I love seeing Disney being so innovative through the use of digital technology! I haven’t experienced the park via MyMagic+ yet, but have historically been the type of person trying to optimize my ride completion with Fast Passes, so the additional transparency would make this even easier. My concern, though, is around privacy for the users. Did any of the articles you read address any concerns of privacy with Disney having all of this purchase data, location data, and so much more?
Given Disney has been at the forefront of digital transformation and came out with MyMagic+ a few years ago, what do you think is next for Disney?
Great overview of a problem that I selfishly hope the wine industry takes a serious stand against in the very near future to save the future of wine! However, one question that I have as a result of reading your post is how these organic agricultural processes affect the quality and taste of the wines. Do they have much of an impact to consumer? Would the consumer even be able to note the difference in a bottle of wine? If so, I think companies that shift to this methodology as a way of combating climate change will need to tread lightly and work to communicate these changes to their consumers so that they don’t inadvertently kill their demand.
This is a really interesting and legitimate concern that you raise for PepsiCo. It was great to read about how they are leveraging technology to combat many of the issues they are facing as a result of climate change. Another area where they are making massive progress that wasn’t mentioned in your post is in water replenishment. Both Coca-Cola and PepsiCo are making substantial efforts to replenish all of the water they consume in the local communities where they are operating. Here is an article that talks about the progress both companies have made: http://www.brandchannel.com/2016/08/29/coca-cola-pepsico-water-082916/
I never would have imagined that the apparel industry is second largest industrial polluter! To your point, I also don’t associate a good retail brand with sustainability. This leads me to question one claim that you made above, that H&M sees this commitment to sustainability as a competitive advantage moving forward. Unless you think their attention to sustainability will help increase supply of raw materials and enable them to avoid and pricing pressure, I’m not sure how much of a competitive advantage this will lend them from the consumer’s point of view. As we saw in the IKEA case, there is a big question as to whether the consumer will actually know or care about the practices behind something such as a bookshelf or sweater.
As a self-proclaimed chocoholic, this potential chocolate shortage is concerning! I agree with your conclusion that Mars is in fact lading the sustainability charge among other candy competitors. I just read another blog post on Hershey’s. While it is great to know they a re aware of the issue and thinking about ways to combat it, the actions they are taking seem more on the periphery than what Mars is doing.

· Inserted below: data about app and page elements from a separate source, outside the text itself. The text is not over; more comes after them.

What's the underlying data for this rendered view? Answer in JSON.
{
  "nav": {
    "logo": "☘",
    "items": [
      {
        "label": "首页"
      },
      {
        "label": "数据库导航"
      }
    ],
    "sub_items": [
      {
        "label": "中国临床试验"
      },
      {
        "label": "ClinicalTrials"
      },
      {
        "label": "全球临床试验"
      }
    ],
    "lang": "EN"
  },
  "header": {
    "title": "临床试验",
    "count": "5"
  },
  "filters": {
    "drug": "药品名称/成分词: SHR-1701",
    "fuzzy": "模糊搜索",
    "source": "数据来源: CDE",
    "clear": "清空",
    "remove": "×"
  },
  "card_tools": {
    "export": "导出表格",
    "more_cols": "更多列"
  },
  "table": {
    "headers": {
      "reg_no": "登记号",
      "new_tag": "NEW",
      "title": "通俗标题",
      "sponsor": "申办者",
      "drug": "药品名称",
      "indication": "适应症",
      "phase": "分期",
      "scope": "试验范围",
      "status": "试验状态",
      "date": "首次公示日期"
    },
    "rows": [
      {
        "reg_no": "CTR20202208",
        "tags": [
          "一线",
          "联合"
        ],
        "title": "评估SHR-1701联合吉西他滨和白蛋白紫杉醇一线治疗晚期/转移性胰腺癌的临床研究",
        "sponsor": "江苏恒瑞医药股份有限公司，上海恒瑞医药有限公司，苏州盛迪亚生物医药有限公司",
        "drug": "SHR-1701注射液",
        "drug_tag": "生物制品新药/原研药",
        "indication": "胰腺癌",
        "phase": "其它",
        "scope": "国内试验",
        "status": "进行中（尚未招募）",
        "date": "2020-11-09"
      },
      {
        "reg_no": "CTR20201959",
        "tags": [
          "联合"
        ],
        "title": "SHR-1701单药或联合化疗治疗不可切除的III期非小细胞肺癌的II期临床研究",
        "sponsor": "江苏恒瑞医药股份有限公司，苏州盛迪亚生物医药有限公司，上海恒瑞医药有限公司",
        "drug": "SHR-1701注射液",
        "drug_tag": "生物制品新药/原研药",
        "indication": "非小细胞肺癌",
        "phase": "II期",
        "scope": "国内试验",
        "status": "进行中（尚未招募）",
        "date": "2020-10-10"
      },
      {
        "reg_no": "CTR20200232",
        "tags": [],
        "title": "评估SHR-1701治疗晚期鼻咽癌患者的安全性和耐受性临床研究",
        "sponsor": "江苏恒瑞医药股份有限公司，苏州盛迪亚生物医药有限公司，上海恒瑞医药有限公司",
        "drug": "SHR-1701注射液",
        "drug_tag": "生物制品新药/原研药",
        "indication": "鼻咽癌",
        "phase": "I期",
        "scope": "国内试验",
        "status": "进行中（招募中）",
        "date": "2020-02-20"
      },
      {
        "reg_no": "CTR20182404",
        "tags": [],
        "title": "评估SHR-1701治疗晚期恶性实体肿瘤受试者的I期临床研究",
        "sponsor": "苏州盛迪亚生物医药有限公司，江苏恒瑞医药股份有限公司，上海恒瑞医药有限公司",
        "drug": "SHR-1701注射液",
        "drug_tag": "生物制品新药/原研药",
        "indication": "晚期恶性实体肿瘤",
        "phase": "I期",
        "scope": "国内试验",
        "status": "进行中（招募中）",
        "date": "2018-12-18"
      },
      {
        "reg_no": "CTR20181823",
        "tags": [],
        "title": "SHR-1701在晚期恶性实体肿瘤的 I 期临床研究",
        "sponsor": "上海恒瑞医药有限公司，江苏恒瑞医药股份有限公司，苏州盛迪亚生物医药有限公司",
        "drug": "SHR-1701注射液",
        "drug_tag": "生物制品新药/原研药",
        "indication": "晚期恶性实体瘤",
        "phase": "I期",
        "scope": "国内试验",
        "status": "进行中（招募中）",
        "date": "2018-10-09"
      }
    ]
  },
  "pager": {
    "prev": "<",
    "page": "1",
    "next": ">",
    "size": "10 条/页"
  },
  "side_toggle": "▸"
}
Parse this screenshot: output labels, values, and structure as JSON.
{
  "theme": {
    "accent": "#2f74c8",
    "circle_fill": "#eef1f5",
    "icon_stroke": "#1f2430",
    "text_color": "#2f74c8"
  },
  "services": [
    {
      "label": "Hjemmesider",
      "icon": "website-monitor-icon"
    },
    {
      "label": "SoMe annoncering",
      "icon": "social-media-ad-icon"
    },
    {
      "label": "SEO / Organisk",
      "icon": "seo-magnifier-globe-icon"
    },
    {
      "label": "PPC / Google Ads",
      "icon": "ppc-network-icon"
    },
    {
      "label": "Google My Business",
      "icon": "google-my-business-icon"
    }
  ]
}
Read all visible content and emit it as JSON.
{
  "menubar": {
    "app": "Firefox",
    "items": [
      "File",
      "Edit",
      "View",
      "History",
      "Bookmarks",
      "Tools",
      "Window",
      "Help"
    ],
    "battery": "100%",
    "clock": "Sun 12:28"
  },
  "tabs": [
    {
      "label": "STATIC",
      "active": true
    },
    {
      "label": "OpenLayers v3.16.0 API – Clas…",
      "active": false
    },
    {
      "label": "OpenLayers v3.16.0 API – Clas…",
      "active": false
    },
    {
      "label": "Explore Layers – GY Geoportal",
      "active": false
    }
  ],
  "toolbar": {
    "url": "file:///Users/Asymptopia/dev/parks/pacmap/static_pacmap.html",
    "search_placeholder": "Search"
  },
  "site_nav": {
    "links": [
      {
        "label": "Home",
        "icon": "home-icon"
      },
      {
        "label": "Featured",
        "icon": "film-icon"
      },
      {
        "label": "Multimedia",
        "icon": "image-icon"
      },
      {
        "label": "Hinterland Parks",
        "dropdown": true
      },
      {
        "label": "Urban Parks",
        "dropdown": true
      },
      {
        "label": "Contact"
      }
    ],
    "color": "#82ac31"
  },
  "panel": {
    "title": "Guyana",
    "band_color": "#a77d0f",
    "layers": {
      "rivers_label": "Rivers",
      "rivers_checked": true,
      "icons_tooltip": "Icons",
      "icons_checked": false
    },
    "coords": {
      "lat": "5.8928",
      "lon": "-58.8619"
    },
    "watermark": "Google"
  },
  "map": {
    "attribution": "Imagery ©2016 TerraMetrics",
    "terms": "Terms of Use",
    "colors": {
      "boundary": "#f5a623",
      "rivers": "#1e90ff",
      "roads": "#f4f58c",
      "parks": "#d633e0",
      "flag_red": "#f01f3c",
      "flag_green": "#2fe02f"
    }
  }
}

I also really think your point on exploring carob as an alternative ingredient is a huge area of opportunity. I’m surprised that neither company is looking into that as an option, and I wonder if carob has some of its own sustainability issues as well.
You present a really great overview of an interesting issue here. As an avid chocolate connoisseur, I was unaware that this issue was such a big deal for Hershey. I was surprised to see what few innovations Hershey was taking to make their business more sustainable. As a leader in the industry, I would have hoped to see them be more innovative in their approach to addressing sustainability. I would be curious to see what progress they have made thus far against these goals.